As Trump keeps seeking ways to lose, this nightmare seems less likely to occur, at least in its most horrific form. But this nightmare vision could occur—and in many ways, we're already living in David Brooks' nightmare world.
In his award-winning column, Brooks was quite unfriendly to Glorious Trump. He described him as "a demagogue." He said "a lunatic fringe" within the GOP had "nominated a Silvio Berlusconi."
Liker many others, he said Trump's conduct had allowed the Democrats to steal the GOP's traditional hold on the sword of patriotism. According to Brooks, Trumpism is also letting the Democrats create pleasing templates like this:
BROOKS (7/29/16): Trump has abandoned the basic modesty code that has always ennobled the American middle class: Don’t brag, don’t let your life be defined by gilded luxuries.In award-winning fashion, we chuckled when we read that. In 1999 and 2000, Candidate Gore and his wife, Tipper Gore, were still "living in the same house" where Tipper had lived as a child!
He left the ground open for the Democrats to seize middle-class values with one quick passage in a Tim Kaine video—about a guy who goes to the same church where he was married, who taught carpentry as a Christian missionary in Honduras, who has lived in the same house for the last 24 years.
It was a modest suburban house. Given the scripting which ruled the time, few pundits thought it showed the modesty code or the middle-class values of Candidate Gore, the man who was then being invented as The World's Biggest Known Liar.
Eventually, our pundit scripts change! Moving right along:
Near the end of his column, Brooks moved toward his promulgation of that possible nightmare vision. He started with a striking suggestion about Candidate Trump, one which is, unfortunately, now quite a bit overdue.
According to Brooks, this is the way he felt, each night, during the Democratic Convention. Ruefully, we were struck by the highlighted diagnosis:
BROOKS: This week I left the arena here [in Philadelphia] each night burning with indignation at Mike Pence. I almost don’t blame Trump. He is a morally untethered, spiritually vacuous man who appears haunted by multiple personality disorders. It is the “sane” and “reasonable” Republicans who deserve the shame—the ones who stood silently by, or worse, while Donald Trump gave away their party’s sacred inheritance.Is Candidate Trump in the grip of "multiple personality disorders?" And by the way, what does that mean?

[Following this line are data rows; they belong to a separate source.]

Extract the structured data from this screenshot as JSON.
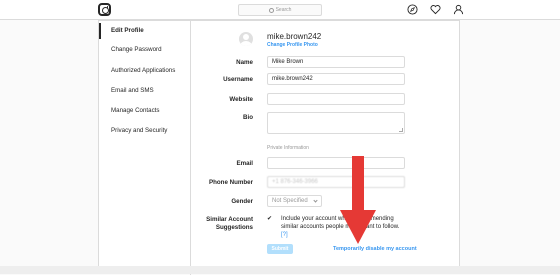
{
  "topbar": {
    "search_placeholder": "Search",
    "icons": [
      "instagram-logo",
      "compass-icon",
      "heart-icon",
      "profile-icon"
    ]
  },
  "sidebar": {
    "items": [
      {
        "label": "Edit Profile",
        "active": true
      },
      {
        "label": "Change Password",
        "active": false
      },
      {
        "label": "Authorized Applications",
        "active": false
      },
      {
        "label": "Email and SMS",
        "active": false
      },
      {
        "label": "Manage Contacts",
        "active": false
      },
      {
        "label": "Privacy and Security",
        "active": false
      }
    ]
  },
  "profile": {
    "username": "mike.brown242",
    "change_photo_label": "Change Profile Photo"
  },
  "form": {
    "name_label": "Name",
    "name_value": "Mike Brown",
    "username_label": "Username",
    "username_value": "mike.brown242",
    "website_label": "Website",
    "website_value": "",
    "bio_label": "Bio",
    "bio_value": "",
    "private_section_title": "Private Information",
    "email_label": "Email",
    "email_value": "",
    "phone_label": "Phone Number",
    "phone_value": "+1 876-346-3966",
    "gender_label": "Gender",
    "gender_value": "Not Specified",
    "suggestions_label_line1": "Similar Account",
    "suggestions_label_line2": "Suggestions",
    "suggestions_checked": true,
    "suggestions_text": "Include your account when recommending similar accounts people might want to follow.",
    "suggestions_help": "[?]",
    "submit_label": "Submit",
    "disable_label": "Temporarily disable my account"
  },
  "colors": {
    "accent": "#3897f0",
    "arrow": "#e53935",
    "submit_disabled": "#b2dffc"
  }
}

Is a "personality disorder" a form of "mental illness?" If we understand correctly, and we may not, not all experts agree on that point.
That said, a personality disorder is a psychiatric condition. It has long been wisely assumed that such discussions should be kept out of politics. That said, Candidate Trump's behavior is so relentlessly strange that Brooks' suggestion seems appropriate to us.
(We first asked if Trump was mentally ill when he posed beside that table which was piled high with the raw "Trump steaks" which weren't.)
Trumpism may be a form of mental disorder. It's unfortunate when such conditions exist in the makeup of any person.
But if Trump is new to our politics, Trumpism has long been a part of our upper-end journalism. We'll explore that undiscussed fact tomorrow. For today, let's discuss the nightmare vision which emerged as Brooks continued along from his diagnosis of Trump.
Candidate Trump is disordered, Brooks said. As Trump's craziness has emerged, Candidate Pence has stood silently by, or worse.
As a result, the Democrats have "won the summer," Brooks said right in his column's headline. But he said that might not even matter this year! As he completed his column, a nightmare vision emerged:
BROOKS (continuing directly): The Democrats had by far the better of the conventions. But the final and shocking possibility is this: In immediate political terms it may not make a difference.Have our norms devolved to this point? Could it be that the disordered Candidate Trump is really "a man from the future?" Could it be that "the throes of a completely new birth are upon us?" Is that nightmare vision a genuine possibility?
The Democratic speakers hit doubles, triples and home runs. But the normal rules may no longer apply. The Democrats may have just dominated a game we are no longer playing.
Both conventions featured one grieving parent after another. The fear of violent death is on everybody’s mind—from ISIS, cops, lone sociopaths. The essential contract of society—that if you behave responsibly things will work out—has been severed for many people.
It could be that in this moment of fear, cynicism, anxiety and extreme pessimism, many voters may have decided that civility is a surrender to a rigged system, that optimism is the opiate of the idiots and that humility and gentleness are simply surrendering to the butchers of ISIS. If that’s the case then the throes of a completely new birth are upon us and Trump is a man from the future.
If that’s true it’s not just politics that has changed, but the country.
In the days since Brooks' column appeared, Trump's disordered behavior has (apparently) made it less likely that he will win in November. Who knows? He may be seeking ways to lose, as Candidate Perot successfully did in July 1992, when he quit a three-way race he was actually leading.
Despite his recent disordered behavior, Candidate Trump is still in the race. Have our norms descended to the place where he could end up in the White House?
The answer to that is still yes. A more significant point is this:
Trumpism had deeply infested our culture long before Trump threw his hat in the ring. Trumpism got here long before Candidate Trump.
David Brooks' guild has been deeply involved in that Creeping Trumpism. We'll discuss that long-standing problem tomorrow. We'll start with this gruesome, dull-witted profile from Sunday's New York Times.
Tomorrow: Sternism, Creeping Dowdism